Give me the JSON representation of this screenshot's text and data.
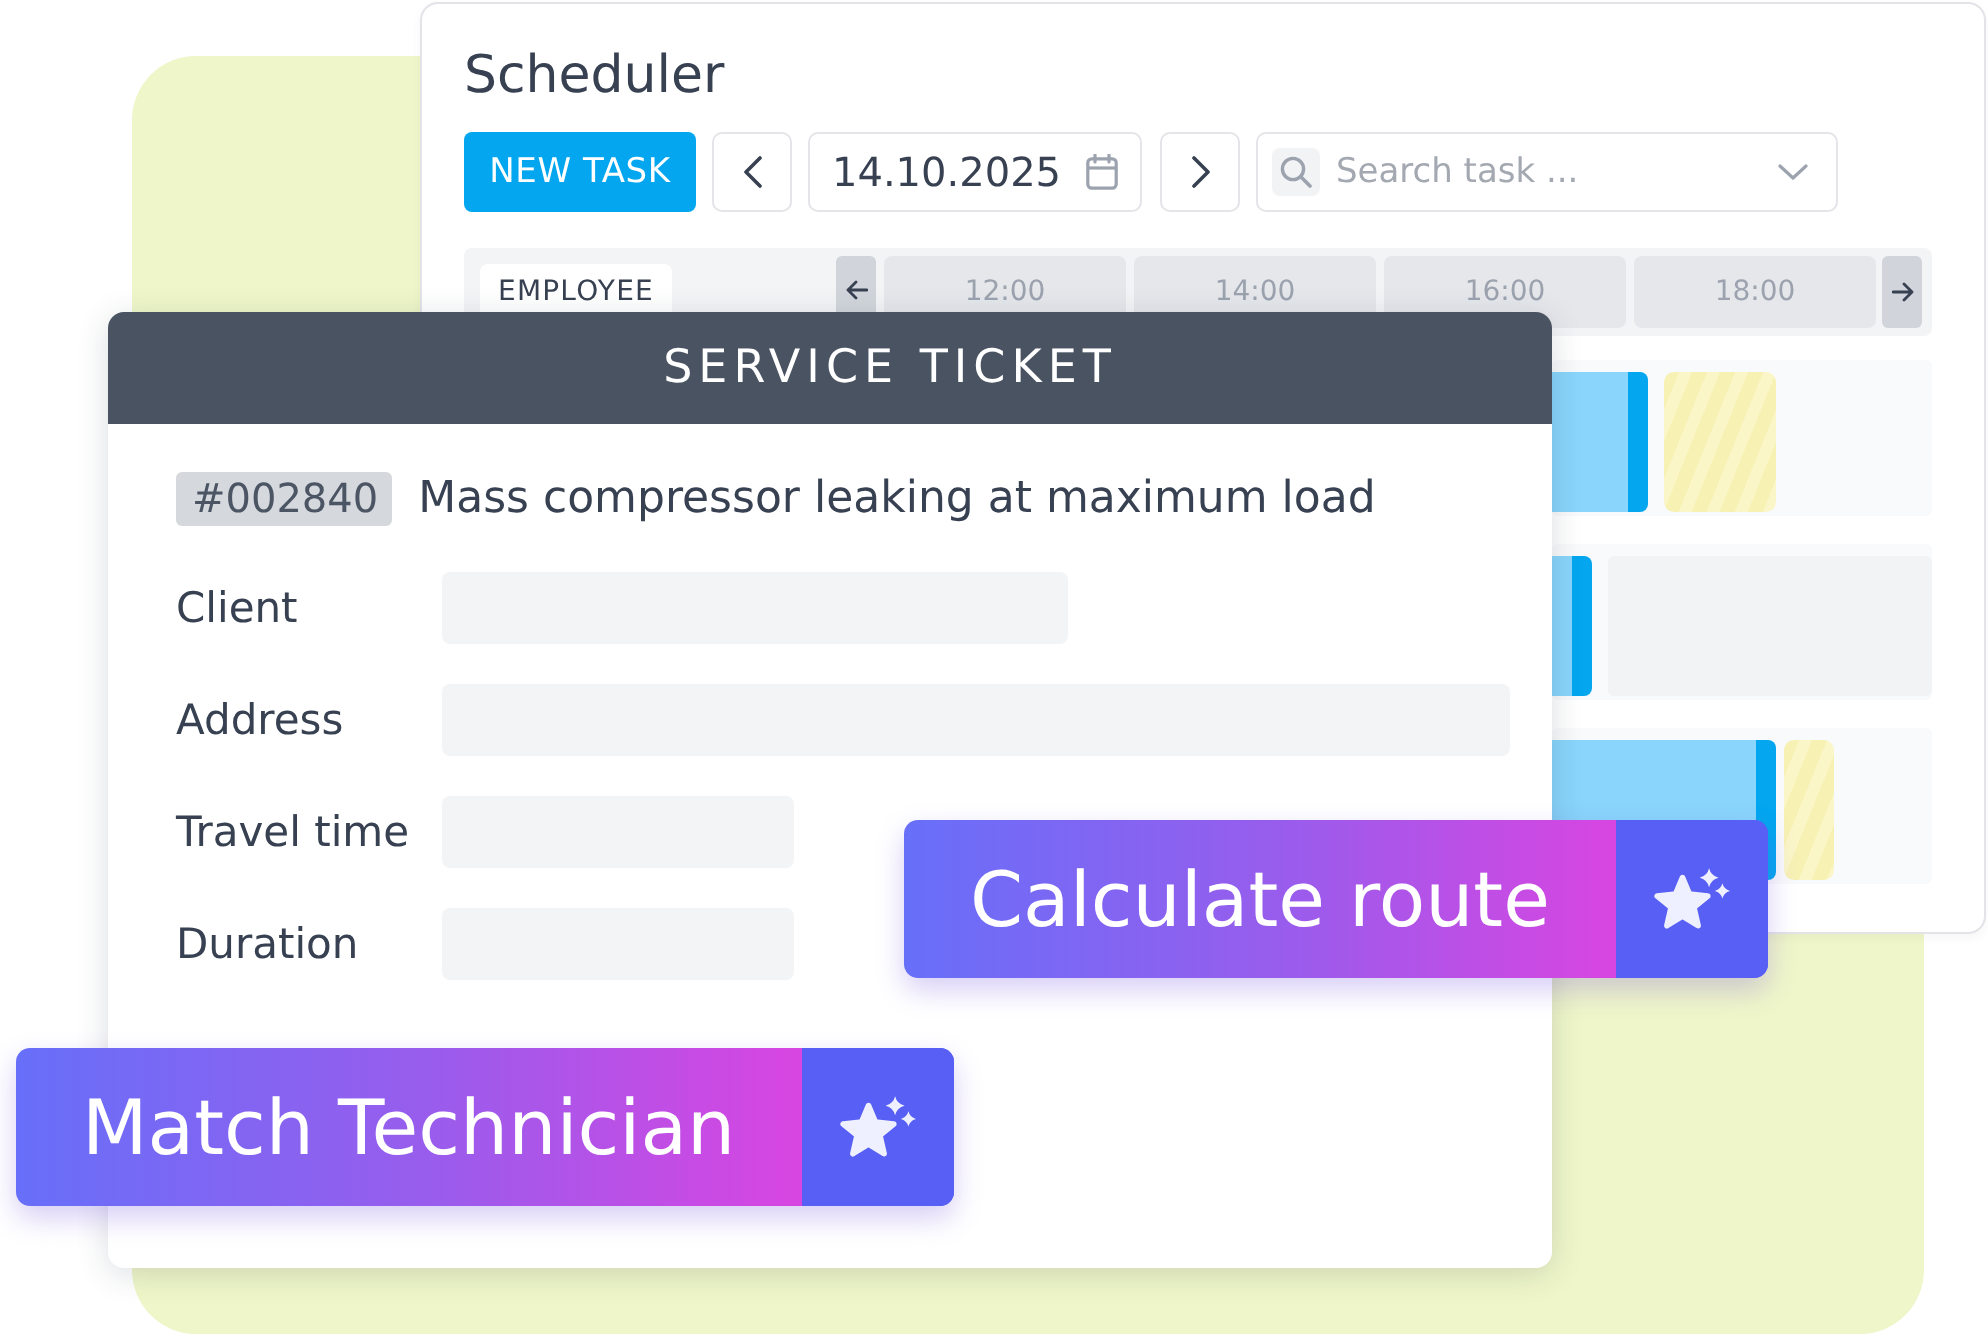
{
  "scheduler": {
    "title": "Scheduler",
    "new_task_button": "NEW TASK",
    "date": "14.10.2025",
    "search": {
      "placeholder": "Search task ..."
    },
    "timeline": {
      "employee_header": "EMPLOYEE",
      "time_slots": [
        "12:00",
        "14:00",
        "16:00",
        "18:00"
      ],
      "rows": [
        {
          "events": [
            {
              "kind": "task"
            },
            {
              "kind": "hatched"
            }
          ]
        },
        {
          "events": [
            {
              "kind": "task"
            },
            {
              "kind": "blocked"
            }
          ]
        },
        {
          "events": [
            {
              "kind": "task"
            },
            {
              "kind": "hatched"
            }
          ]
        }
      ]
    }
  },
  "service_ticket": {
    "title": "SERVICE TICKET",
    "ticket_number": "#002840",
    "summary": "Mass compressor leaking at maximum load",
    "fields": [
      {
        "label": "Client"
      },
      {
        "label": "Address"
      },
      {
        "label": "Travel time"
      },
      {
        "label": "Duration"
      }
    ]
  },
  "actions": [
    {
      "label": "Calculate route"
    },
    {
      "label": "Match Technician"
    }
  ]
}
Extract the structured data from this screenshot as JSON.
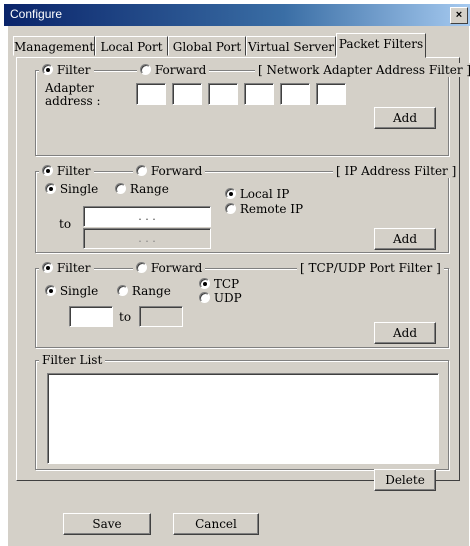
{
  "window": {
    "title": "Configure",
    "close_glyph": "×"
  },
  "tabs": [
    {
      "label": "Management",
      "active": false
    },
    {
      "label": "Local Port",
      "active": false
    },
    {
      "label": "Global Port",
      "active": false
    },
    {
      "label": "Virtual Server",
      "active": false
    },
    {
      "label": "Packet Filters",
      "active": true
    }
  ],
  "adapter_filter": {
    "filter_label": "Filter",
    "forward_label": "Forward",
    "selected": "Filter",
    "group_title": "[ Network Adapter Address Filter ]",
    "address_label_line1": "Adapter",
    "address_label_line2": "address :",
    "address_octets": [
      "",
      "",
      "",
      "",
      "",
      ""
    ],
    "add_label": "Add"
  },
  "ip_filter": {
    "filter_label": "Filter",
    "forward_label": "Forward",
    "selected": "Filter",
    "group_title": "[ IP Address Filter ]",
    "single_label": "Single",
    "range_label": "Range",
    "mode_selected": "Single",
    "local_ip_label": "Local IP",
    "remote_ip_label": "Remote IP",
    "scope_selected": "Local IP",
    "to_label": "to",
    "ip_from": ". . .",
    "ip_to": ". . .",
    "add_label": "Add"
  },
  "port_filter": {
    "filter_label": "Filter",
    "forward_label": "Forward",
    "selected": "Filter",
    "group_title": "[ TCP/UDP Port Filter ]",
    "single_label": "Single",
    "range_label": "Range",
    "mode_selected": "Single",
    "tcp_label": "TCP",
    "udp_label": "UDP",
    "protocol_selected": "TCP",
    "to_label": "to",
    "port_from": "",
    "port_to": "",
    "add_label": "Add"
  },
  "filter_list": {
    "title": "Filter List",
    "items": [],
    "delete_label": "Delete"
  },
  "footer": {
    "save_label": "Save",
    "cancel_label": "Cancel"
  }
}
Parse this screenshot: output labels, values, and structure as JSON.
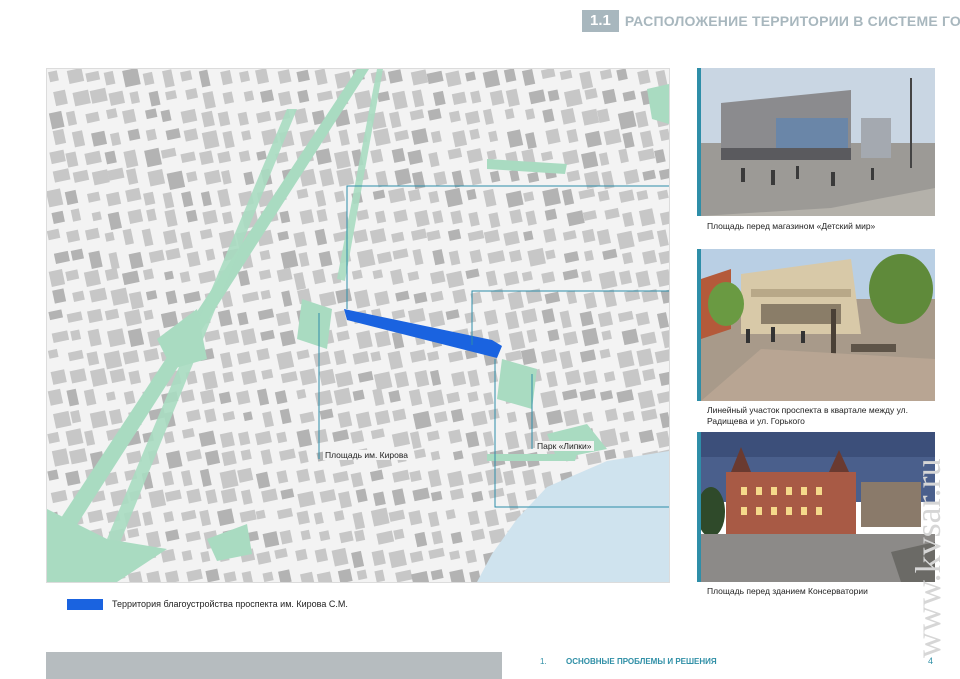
{
  "header": {
    "section_number": "1.1",
    "section_title": "РАСПОЛОЖЕНИЕ ТЕРРИТОРИИ В СИСТЕМЕ ГОРОДА"
  },
  "map": {
    "label_kirov_square": "Площадь им. Кирова",
    "label_lipki_park": "Парк «Липки»",
    "colors": {
      "street_highlight": "#1a63e0",
      "callout_line": "#2e8ea8",
      "green_area": "#a9dbc1",
      "water": "#cfe3ee",
      "blocks": "#c7c7c7"
    }
  },
  "photos": [
    {
      "caption": "Площадь перед магазином «Детский мир»"
    },
    {
      "caption": "Линейный участок проспекта в квартале между ул. Радищева и ул. Горького"
    },
    {
      "caption": "Площадь перед зданием Консерватории"
    }
  ],
  "legend": {
    "label": "Территория благоустройства проспекта им. Кирова С.М.",
    "color": "#1a63e0"
  },
  "footer": {
    "number": "1.",
    "title": "ОСНОВНЫЕ ПРОБЛЕМЫ И РЕШЕНИЯ",
    "page": "4"
  },
  "watermark": "www.kvsar.ru"
}
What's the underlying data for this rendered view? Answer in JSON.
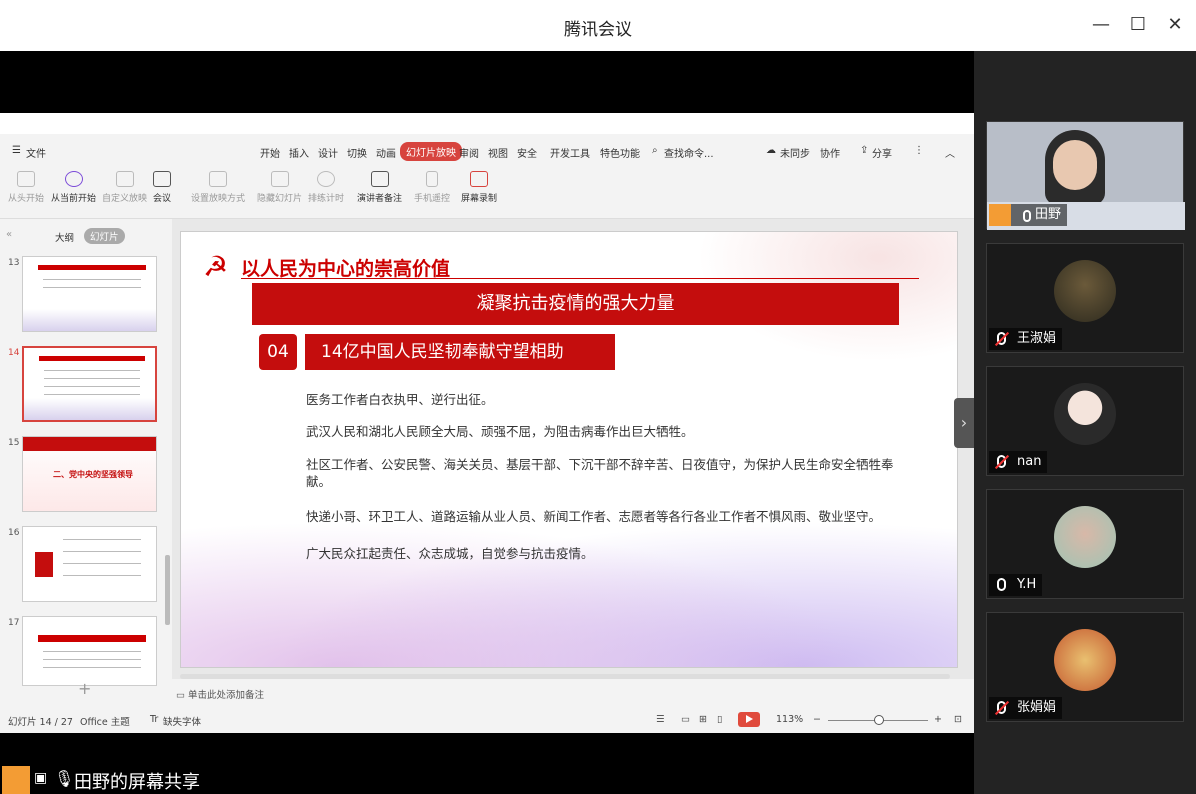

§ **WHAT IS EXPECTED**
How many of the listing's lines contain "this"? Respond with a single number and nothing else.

§ **ANSWER SPACE**
4